◆ **Given records**
☆ ☆ ☆ ☆

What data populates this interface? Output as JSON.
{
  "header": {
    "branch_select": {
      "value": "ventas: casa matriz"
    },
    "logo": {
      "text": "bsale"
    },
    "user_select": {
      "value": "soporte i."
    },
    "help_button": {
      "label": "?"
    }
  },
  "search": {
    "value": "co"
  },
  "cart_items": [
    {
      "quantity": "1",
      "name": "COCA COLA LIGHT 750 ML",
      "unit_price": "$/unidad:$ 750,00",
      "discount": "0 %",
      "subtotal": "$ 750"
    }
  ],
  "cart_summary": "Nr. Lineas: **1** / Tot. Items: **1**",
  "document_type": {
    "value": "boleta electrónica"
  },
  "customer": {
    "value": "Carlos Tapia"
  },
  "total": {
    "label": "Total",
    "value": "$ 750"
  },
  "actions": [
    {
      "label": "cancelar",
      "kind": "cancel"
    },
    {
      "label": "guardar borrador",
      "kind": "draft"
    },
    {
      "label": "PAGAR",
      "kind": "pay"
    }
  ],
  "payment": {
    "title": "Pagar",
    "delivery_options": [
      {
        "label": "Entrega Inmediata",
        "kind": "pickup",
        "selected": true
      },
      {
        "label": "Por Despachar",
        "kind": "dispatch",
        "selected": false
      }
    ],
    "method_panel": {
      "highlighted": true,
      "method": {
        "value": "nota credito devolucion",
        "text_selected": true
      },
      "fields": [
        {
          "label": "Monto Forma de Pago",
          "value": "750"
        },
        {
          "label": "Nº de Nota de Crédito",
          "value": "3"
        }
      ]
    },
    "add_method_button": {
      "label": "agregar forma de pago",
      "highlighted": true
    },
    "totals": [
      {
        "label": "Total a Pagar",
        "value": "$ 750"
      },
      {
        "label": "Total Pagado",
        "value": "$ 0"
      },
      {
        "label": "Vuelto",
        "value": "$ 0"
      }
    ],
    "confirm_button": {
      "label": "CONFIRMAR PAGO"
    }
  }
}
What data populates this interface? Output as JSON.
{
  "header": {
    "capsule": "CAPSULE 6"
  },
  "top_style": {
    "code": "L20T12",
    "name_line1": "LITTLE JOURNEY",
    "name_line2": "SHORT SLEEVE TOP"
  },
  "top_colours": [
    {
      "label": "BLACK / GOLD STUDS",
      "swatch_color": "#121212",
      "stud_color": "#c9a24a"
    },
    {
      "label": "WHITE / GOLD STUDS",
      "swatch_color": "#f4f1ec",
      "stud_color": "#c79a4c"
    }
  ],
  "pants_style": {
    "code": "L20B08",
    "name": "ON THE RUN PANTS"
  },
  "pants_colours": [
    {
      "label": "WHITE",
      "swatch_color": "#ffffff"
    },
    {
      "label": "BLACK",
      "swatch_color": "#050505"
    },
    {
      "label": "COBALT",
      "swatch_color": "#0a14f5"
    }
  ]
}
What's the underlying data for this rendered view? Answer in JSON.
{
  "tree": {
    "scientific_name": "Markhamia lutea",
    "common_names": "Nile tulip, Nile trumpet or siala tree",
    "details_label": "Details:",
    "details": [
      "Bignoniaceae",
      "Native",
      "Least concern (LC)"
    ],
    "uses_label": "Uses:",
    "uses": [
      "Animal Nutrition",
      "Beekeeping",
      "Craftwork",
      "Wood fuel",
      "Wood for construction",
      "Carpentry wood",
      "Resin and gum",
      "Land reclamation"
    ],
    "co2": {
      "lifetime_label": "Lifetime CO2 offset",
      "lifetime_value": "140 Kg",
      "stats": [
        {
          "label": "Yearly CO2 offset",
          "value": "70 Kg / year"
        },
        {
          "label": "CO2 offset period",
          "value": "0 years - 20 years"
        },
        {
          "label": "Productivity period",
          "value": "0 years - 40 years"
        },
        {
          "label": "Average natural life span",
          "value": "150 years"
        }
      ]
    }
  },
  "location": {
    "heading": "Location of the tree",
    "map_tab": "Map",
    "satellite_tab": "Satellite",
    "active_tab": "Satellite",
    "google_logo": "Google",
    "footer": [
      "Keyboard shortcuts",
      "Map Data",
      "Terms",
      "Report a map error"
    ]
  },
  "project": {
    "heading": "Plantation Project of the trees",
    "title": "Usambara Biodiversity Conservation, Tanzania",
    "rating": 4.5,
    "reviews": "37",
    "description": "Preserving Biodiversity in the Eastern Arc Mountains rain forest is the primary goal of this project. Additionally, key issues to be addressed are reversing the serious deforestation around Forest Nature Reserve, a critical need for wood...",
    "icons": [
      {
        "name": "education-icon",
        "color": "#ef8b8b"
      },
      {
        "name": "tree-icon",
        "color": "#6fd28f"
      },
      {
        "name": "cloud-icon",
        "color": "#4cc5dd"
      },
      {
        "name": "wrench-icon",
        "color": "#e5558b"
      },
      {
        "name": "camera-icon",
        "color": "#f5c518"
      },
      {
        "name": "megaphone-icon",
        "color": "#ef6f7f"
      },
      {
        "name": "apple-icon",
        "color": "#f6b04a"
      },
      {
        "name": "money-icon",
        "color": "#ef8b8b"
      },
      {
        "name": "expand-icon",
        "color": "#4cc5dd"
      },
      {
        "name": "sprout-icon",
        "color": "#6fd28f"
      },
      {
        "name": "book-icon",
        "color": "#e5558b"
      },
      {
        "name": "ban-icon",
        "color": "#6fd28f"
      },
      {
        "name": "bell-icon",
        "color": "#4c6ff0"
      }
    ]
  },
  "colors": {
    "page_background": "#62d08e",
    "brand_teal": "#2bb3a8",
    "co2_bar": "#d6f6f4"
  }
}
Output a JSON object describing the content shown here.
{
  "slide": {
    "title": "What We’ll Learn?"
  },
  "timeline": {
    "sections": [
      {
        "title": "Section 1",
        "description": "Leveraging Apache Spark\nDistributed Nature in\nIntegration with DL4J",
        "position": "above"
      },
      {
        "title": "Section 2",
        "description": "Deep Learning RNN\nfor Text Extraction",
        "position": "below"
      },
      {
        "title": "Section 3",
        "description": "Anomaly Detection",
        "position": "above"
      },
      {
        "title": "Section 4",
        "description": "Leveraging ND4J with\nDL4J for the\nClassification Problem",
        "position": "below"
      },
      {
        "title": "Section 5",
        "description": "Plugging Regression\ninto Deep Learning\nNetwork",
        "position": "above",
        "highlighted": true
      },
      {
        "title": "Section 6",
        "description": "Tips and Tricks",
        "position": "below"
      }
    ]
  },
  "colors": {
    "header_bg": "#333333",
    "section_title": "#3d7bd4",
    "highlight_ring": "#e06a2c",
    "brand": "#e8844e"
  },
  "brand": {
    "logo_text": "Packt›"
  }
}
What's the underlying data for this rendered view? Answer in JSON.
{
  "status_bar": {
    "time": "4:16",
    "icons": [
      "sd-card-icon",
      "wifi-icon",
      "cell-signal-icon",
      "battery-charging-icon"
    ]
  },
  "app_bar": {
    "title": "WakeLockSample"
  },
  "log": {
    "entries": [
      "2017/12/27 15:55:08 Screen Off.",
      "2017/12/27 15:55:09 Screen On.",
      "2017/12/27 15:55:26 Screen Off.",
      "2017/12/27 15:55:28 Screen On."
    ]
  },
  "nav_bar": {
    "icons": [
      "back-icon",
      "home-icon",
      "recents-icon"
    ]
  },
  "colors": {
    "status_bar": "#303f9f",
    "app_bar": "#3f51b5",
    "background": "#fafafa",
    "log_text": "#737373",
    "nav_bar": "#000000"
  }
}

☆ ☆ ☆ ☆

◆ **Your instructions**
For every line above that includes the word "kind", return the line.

◆ **Task response**
      "kind": "cancel"
      "kind": "draft"
      "kind": "pay"
        "kind": "pickup",
        "kind": "dispatch",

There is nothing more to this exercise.